We then incorporated bis(2-hydroxyethyl) disulfide as a self-immolative linker to synthesize polymer prodrugs of BENSpm (DSS-BEN). The proposed mechanism of BENSpm release from DSS-BEN contains two steps: disulfide bond is first cleaved in the reducing intracellular space, then the intermediate further undergoes slow intramolecular cyclization to release free BENSpm. Cell line-dependent BENSpm release after DSS-BEN treatment was observed using HPLC analysis, demonstrating the success of our linker strategy. DSS-BEN showed comparable transfection efficiency as polyethylenimine and showed decreased toxicity in several cell lines compared with the nondegradable control DCC-BEN. We further demonstrated that DSS-BEN could act synergistically with several therapeutic agents, making it a promising delivery platform for combination therapy in cancer.
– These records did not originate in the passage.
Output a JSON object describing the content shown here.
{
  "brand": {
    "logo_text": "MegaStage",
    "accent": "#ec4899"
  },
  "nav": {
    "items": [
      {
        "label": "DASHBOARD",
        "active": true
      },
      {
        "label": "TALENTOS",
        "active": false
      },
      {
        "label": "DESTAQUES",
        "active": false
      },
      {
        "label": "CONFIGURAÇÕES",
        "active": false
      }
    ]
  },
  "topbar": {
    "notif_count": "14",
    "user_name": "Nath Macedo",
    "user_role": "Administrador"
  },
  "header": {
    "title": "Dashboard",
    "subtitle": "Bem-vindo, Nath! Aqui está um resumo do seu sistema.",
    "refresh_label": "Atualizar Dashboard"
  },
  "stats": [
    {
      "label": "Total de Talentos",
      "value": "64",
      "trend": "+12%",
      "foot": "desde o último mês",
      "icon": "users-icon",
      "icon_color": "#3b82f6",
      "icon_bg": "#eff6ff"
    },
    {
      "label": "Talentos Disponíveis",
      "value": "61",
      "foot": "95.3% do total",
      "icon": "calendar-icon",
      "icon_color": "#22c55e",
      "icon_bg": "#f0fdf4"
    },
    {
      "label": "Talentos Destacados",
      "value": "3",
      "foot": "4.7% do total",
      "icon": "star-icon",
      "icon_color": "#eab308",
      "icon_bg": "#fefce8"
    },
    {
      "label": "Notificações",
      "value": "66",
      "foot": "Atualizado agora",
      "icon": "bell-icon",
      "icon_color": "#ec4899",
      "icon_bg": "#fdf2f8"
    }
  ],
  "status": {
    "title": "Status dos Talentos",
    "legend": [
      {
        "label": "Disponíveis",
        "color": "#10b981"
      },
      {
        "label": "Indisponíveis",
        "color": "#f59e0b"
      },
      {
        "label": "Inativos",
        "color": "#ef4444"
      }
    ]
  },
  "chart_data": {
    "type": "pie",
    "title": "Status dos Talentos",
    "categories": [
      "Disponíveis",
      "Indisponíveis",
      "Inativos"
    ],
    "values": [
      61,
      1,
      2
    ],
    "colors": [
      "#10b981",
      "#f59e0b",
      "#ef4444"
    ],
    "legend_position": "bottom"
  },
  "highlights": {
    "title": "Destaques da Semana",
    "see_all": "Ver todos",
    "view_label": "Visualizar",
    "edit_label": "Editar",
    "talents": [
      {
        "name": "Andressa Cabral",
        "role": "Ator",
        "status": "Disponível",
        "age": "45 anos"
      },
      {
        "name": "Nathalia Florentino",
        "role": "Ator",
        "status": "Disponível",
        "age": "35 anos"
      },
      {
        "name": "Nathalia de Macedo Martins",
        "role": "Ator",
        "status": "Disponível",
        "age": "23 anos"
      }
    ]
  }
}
In all, we have successfully developed a dual delivery vector based on BENSpm, which fulfills its function as a gene delivery vector as well as a prodrug of BENSpm, and possesses synergistic potential to augment the effect of the co-delivered agents.